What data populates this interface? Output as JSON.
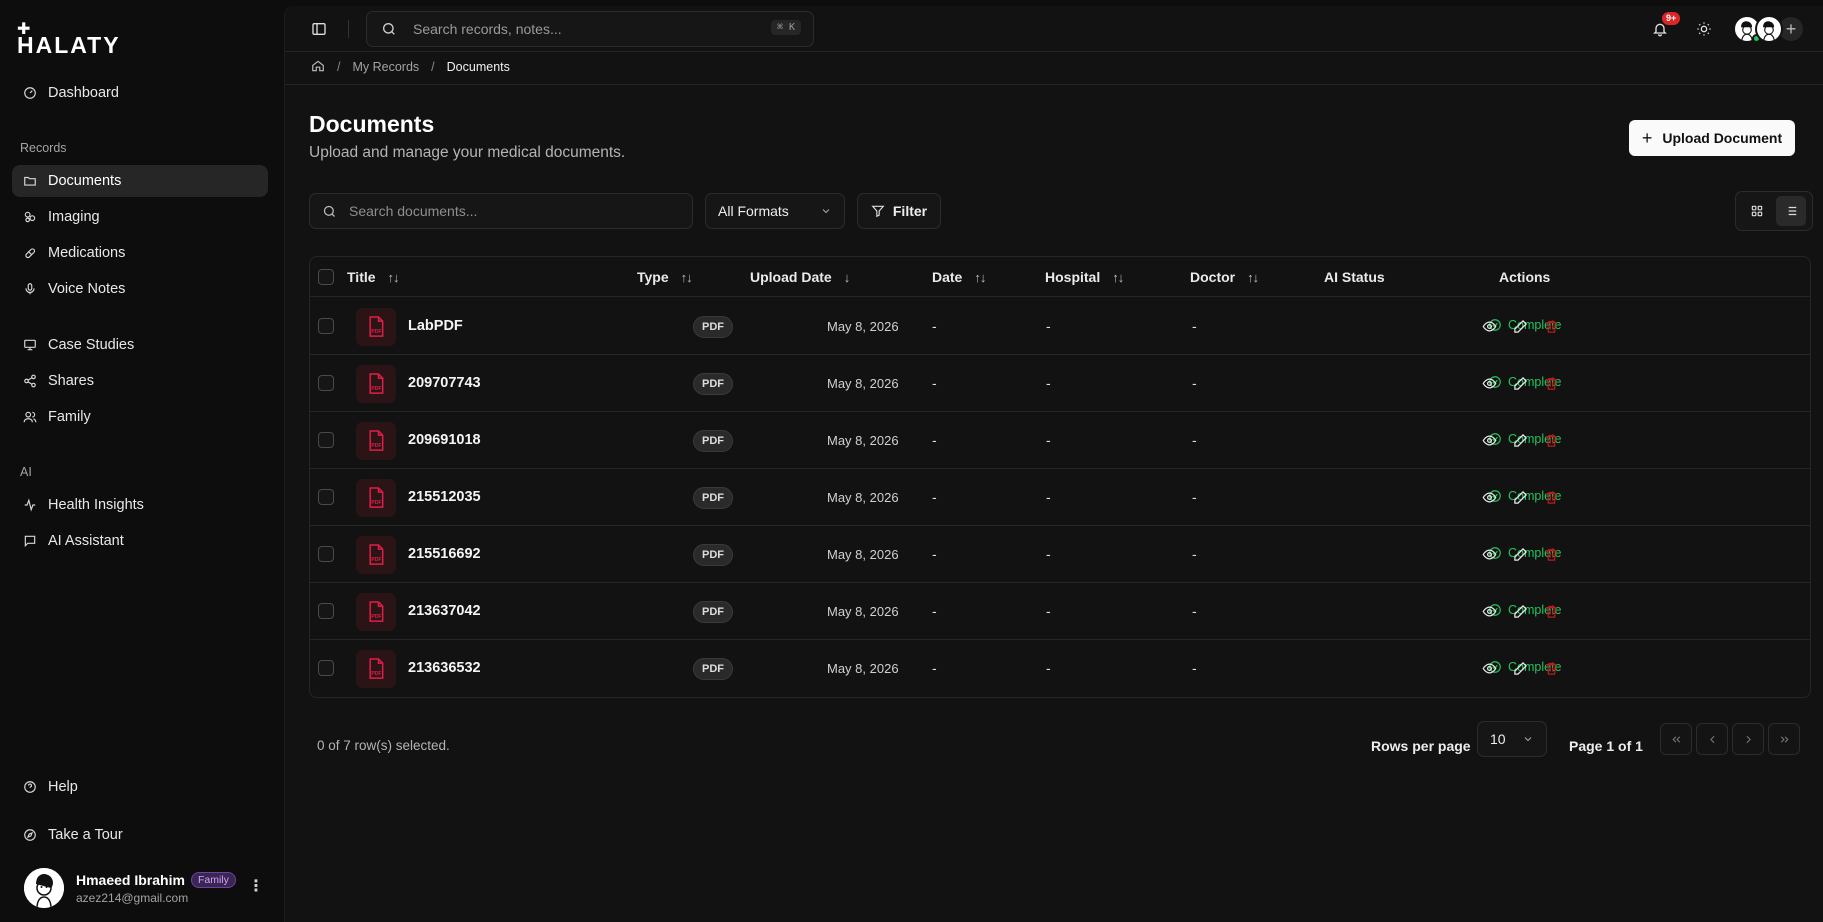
{
  "app": {
    "logo_text": "HALATY",
    "logo_mark": "✚"
  },
  "sidebar": {
    "dashboard": "Dashboard",
    "records_label": "Records",
    "records": [
      {
        "label": "Documents",
        "icon": "folder-icon",
        "active": true
      },
      {
        "label": "Imaging",
        "icon": "imaging-icon"
      },
      {
        "label": "Medications",
        "icon": "pill-icon"
      },
      {
        "label": "Voice Notes",
        "icon": "microphone-icon"
      }
    ],
    "other": [
      {
        "label": "Case Studies",
        "icon": "presentation-icon"
      },
      {
        "label": "Shares",
        "icon": "share-icon"
      },
      {
        "label": "Family",
        "icon": "users-icon"
      }
    ],
    "ai_label": "AI",
    "ai": [
      {
        "label": "Health Insights",
        "icon": "activity-icon"
      },
      {
        "label": "AI Assistant",
        "icon": "chat-icon"
      }
    ],
    "help": "Help",
    "tour": "Take a Tour",
    "user": {
      "name": "Hmaeed Ibrahim",
      "badge": "Family",
      "email": "azez214@gmail.com"
    }
  },
  "topbar": {
    "search_placeholder": "Search records, notes...",
    "shortcut": "⌘ K",
    "notifications_count": "9+"
  },
  "breadcrumb": {
    "level1": "My Records",
    "current": "Documents"
  },
  "page": {
    "title": "Documents",
    "subtitle": "Upload and manage your medical documents.",
    "upload_label": "Upload Document"
  },
  "toolbar": {
    "search_placeholder": "Search documents...",
    "format_value": "All Formats",
    "filter_label": "Filter"
  },
  "table": {
    "columns": {
      "title": "Title",
      "type": "Type",
      "upload_date": "Upload Date",
      "date": "Date",
      "hospital": "Hospital",
      "doctor": "Doctor",
      "ai_status": "AI Status",
      "actions": "Actions"
    },
    "rows": [
      {
        "title": "LabPDF",
        "type": "PDF",
        "upload_date": "May 8, 2026",
        "date": "-",
        "hospital": "-",
        "doctor": "-",
        "ai_status": "Complete"
      },
      {
        "title": "209707743",
        "type": "PDF",
        "upload_date": "May 8, 2026",
        "date": "-",
        "hospital": "-",
        "doctor": "-",
        "ai_status": "Complete"
      },
      {
        "title": "209691018",
        "type": "PDF",
        "upload_date": "May 8, 2026",
        "date": "-",
        "hospital": "-",
        "doctor": "-",
        "ai_status": "Complete"
      },
      {
        "title": "215512035",
        "type": "PDF",
        "upload_date": "May 8, 2026",
        "date": "-",
        "hospital": "-",
        "doctor": "-",
        "ai_status": "Complete"
      },
      {
        "title": "215516692",
        "type": "PDF",
        "upload_date": "May 8, 2026",
        "date": "-",
        "hospital": "-",
        "doctor": "-",
        "ai_status": "Complete"
      },
      {
        "title": "213637042",
        "type": "PDF",
        "upload_date": "May 8, 2026",
        "date": "-",
        "hospital": "-",
        "doctor": "-",
        "ai_status": "Complete"
      },
      {
        "title": "213636532",
        "type": "PDF",
        "upload_date": "May 8, 2026",
        "date": "-",
        "hospital": "-",
        "doctor": "-",
        "ai_status": "Complete"
      }
    ]
  },
  "footer": {
    "selection": "0 of 7 row(s) selected.",
    "rows_per_page_label": "Rows per page",
    "rows_per_page_value": "10",
    "page_info": "Page 1 of 1"
  },
  "colors": {
    "accent_green": "#22c55e",
    "pdf_red": "#e11d48",
    "delete_red": "#b91c1c",
    "badge_purple": "#c9a7f5"
  }
}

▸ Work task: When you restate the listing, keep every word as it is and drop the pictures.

▸ Result below:
What data populates this interface? Output as JSON.
{
  "app": {
    "logo_text": "HALATY",
    "logo_mark": "✚"
  },
  "sidebar": {
    "dashboard": "Dashboard",
    "records_label": "Records",
    "records": [
      {
        "label": "Documents",
        "icon": "folder-icon",
        "active": true
      },
      {
        "label": "Imaging",
        "icon": "imaging-icon"
      },
      {
        "label": "Medications",
        "icon": "pill-icon"
      },
      {
        "label": "Voice Notes",
        "icon": "microphone-icon"
      }
    ],
    "other": [
      {
        "label": "Case Studies",
        "icon": "presentation-icon"
      },
      {
        "label": "Shares",
        "icon": "share-icon"
      },
      {
        "label": "Family",
        "icon": "users-icon"
      }
    ],
    "ai_label": "AI",
    "ai": [
      {
        "label": "Health Insights",
        "icon": "activity-icon"
      },
      {
        "label": "AI Assistant",
        "icon": "chat-icon"
      }
    ],
    "help": "Help",
    "tour": "Take a Tour",
    "user": {
      "name": "Hmaeed Ibrahim",
      "badge": "Family",
      "email": "azez214@gmail.com"
    }
  },
  "topbar": {
    "search_placeholder": "Search records, notes...",
    "shortcut": "⌘ K",
    "notifications_count": "9+"
  },
  "breadcrumb": {
    "level1": "My Records",
    "current": "Documents"
  },
  "page": {
    "title": "Documents",
    "subtitle": "Upload and manage your medical documents.",
    "upload_label": "Upload Document"
  },
  "toolbar": {
    "search_placeholder": "Search documents...",
    "format_value": "All Formats",
    "filter_label": "Filter"
  },
  "table": {
    "columns": {
      "title": "Title",
      "type": "Type",
      "upload_date": "Upload Date",
      "date": "Date",
      "hospital": "Hospital",
      "doctor": "Doctor",
      "ai_status": "AI Status",
      "actions": "Actions"
    },
    "rows": [
      {
        "title": "LabPDF",
        "type": "PDF",
        "upload_date": "May 8, 2026",
        "date": "-",
        "hospital": "-",
        "doctor": "-",
        "ai_status": "Complete"
      },
      {
        "title": "209707743",
        "type": "PDF",
        "upload_date": "May 8, 2026",
        "date": "-",
        "hospital": "-",
        "doctor": "-",
        "ai_status": "Complete"
      },
      {
        "title": "209691018",
        "type": "PDF",
        "upload_date": "May 8, 2026",
        "date": "-",
        "hospital": "-",
        "doctor": "-",
        "ai_status": "Complete"
      },
      {
        "title": "215512035",
        "type": "PDF",
        "upload_date": "May 8, 2026",
        "date": "-",
        "hospital": "-",
        "doctor": "-",
        "ai_status": "Complete"
      },
      {
        "title": "215516692",
        "type": "PDF",
        "upload_date": "May 8, 2026",
        "date": "-",
        "hospital": "-",
        "doctor": "-",
        "ai_status": "Complete"
      },
      {
        "title": "213637042",
        "type": "PDF",
        "upload_date": "May 8, 2026",
        "date": "-",
        "hospital": "-",
        "doctor": "-",
        "ai_status": "Complete"
      },
      {
        "title": "213636532",
        "type": "PDF",
        "upload_date": "May 8, 2026",
        "date": "-",
        "hospital": "-",
        "doctor": "-",
        "ai_status": "Complete"
      }
    ]
  },
  "footer": {
    "selection": "0 of 7 row(s) selected.",
    "rows_per_page_label": "Rows per page",
    "rows_per_page_value": "10",
    "page_info": "Page 1 of 1"
  },
  "colors": {
    "accent_green": "#22c55e",
    "pdf_red": "#e11d48",
    "delete_red": "#b91c1c",
    "badge_purple": "#c9a7f5"
  }
}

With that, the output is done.